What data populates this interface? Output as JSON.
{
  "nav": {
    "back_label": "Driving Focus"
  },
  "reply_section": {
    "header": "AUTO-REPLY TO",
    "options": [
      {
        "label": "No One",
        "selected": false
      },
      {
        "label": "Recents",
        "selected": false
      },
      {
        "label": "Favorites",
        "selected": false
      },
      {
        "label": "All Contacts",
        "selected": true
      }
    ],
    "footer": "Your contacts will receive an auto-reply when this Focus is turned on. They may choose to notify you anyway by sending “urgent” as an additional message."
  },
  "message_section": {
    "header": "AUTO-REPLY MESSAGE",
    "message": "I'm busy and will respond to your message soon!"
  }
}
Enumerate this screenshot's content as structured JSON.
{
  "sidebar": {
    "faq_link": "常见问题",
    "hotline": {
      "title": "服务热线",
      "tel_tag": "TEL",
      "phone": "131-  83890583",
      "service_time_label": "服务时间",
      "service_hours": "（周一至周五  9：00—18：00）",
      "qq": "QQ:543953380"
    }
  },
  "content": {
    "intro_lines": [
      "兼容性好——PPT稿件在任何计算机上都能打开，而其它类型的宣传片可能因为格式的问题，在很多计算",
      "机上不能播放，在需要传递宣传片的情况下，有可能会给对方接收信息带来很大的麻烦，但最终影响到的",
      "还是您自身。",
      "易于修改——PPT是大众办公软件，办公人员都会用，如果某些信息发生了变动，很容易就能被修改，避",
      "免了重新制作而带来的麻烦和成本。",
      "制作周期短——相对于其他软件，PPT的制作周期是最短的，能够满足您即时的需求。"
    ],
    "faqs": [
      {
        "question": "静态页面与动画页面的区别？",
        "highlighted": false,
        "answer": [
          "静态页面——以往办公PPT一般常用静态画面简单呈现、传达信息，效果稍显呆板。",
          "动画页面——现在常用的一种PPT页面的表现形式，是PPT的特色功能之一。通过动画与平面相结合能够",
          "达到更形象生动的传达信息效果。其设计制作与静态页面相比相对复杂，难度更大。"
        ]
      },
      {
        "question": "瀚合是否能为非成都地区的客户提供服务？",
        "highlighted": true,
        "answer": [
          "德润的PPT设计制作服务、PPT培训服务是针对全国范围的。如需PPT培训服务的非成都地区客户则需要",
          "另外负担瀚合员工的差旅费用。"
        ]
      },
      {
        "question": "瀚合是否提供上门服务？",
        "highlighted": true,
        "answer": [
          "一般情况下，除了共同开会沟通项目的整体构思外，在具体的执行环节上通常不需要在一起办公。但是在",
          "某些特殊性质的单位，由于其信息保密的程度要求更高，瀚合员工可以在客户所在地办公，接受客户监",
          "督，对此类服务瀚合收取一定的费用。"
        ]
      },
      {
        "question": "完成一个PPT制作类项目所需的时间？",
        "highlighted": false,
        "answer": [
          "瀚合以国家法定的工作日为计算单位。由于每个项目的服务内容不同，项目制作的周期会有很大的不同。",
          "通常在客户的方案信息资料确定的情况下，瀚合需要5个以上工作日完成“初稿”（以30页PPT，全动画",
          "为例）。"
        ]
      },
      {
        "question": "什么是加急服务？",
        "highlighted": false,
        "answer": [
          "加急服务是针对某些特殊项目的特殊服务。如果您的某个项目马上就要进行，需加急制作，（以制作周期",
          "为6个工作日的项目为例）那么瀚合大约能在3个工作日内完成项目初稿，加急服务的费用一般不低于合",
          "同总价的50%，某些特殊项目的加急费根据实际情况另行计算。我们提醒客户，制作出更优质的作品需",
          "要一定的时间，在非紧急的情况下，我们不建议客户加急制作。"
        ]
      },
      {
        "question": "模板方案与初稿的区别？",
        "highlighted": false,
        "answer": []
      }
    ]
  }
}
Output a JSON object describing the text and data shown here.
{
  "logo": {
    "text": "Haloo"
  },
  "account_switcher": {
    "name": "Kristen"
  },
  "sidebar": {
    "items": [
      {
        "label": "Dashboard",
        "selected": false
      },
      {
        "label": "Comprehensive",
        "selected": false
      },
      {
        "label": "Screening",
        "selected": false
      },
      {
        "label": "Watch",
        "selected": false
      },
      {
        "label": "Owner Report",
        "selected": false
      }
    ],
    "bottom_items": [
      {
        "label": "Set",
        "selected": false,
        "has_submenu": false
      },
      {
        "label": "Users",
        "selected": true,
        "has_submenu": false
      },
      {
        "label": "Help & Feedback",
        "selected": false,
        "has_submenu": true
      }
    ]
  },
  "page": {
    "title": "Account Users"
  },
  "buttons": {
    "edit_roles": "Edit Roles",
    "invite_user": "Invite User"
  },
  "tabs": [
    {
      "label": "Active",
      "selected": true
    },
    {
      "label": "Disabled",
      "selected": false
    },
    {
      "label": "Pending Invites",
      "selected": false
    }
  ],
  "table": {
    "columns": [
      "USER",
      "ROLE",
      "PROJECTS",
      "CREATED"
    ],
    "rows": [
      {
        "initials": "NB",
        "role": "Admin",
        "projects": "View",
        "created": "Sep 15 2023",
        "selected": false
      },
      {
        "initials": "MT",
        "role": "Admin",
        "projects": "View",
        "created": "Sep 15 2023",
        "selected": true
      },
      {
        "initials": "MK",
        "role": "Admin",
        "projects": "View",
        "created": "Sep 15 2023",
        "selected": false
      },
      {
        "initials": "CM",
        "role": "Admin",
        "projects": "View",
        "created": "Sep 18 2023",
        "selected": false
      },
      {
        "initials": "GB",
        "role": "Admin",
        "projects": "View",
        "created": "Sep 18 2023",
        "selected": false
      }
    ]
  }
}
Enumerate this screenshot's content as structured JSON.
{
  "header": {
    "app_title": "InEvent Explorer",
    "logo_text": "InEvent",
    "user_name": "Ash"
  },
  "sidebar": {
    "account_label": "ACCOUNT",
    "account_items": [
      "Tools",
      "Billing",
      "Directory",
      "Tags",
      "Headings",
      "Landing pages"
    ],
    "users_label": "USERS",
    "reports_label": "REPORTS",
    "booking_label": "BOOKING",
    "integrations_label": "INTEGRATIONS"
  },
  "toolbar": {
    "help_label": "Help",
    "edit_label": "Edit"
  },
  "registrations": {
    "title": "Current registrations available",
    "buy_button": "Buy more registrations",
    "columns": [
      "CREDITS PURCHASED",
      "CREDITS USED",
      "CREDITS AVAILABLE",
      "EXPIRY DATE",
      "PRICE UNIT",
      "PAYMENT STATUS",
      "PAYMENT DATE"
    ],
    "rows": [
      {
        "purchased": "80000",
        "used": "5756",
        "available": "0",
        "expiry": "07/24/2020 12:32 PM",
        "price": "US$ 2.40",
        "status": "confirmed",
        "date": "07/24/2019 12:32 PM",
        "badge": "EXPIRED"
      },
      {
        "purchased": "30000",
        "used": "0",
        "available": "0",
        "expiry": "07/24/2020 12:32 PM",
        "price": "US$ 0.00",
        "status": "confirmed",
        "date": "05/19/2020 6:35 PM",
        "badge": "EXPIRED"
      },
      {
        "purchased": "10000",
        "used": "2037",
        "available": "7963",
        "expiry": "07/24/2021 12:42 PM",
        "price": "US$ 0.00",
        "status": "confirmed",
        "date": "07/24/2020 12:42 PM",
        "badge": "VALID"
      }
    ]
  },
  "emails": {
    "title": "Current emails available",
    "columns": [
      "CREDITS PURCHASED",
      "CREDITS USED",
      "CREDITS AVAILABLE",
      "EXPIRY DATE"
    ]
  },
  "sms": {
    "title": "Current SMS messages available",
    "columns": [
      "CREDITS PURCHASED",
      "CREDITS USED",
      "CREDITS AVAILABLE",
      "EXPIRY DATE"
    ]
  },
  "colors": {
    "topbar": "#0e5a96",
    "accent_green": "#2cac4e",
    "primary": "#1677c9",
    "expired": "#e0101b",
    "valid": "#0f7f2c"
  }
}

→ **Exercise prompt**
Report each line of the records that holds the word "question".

→ **Exercise response**
        "question": "静态页面与动画页面的区别？",
        "question": "瀚合是否能为非成都地区的客户提供服务？",
        "question": "瀚合是否提供上门服务？",
        "question": "完成一个PPT制作类项目所需的时间？",
        "question": "什么是加急服务？",
        "question": "模板方案与初稿的区别？",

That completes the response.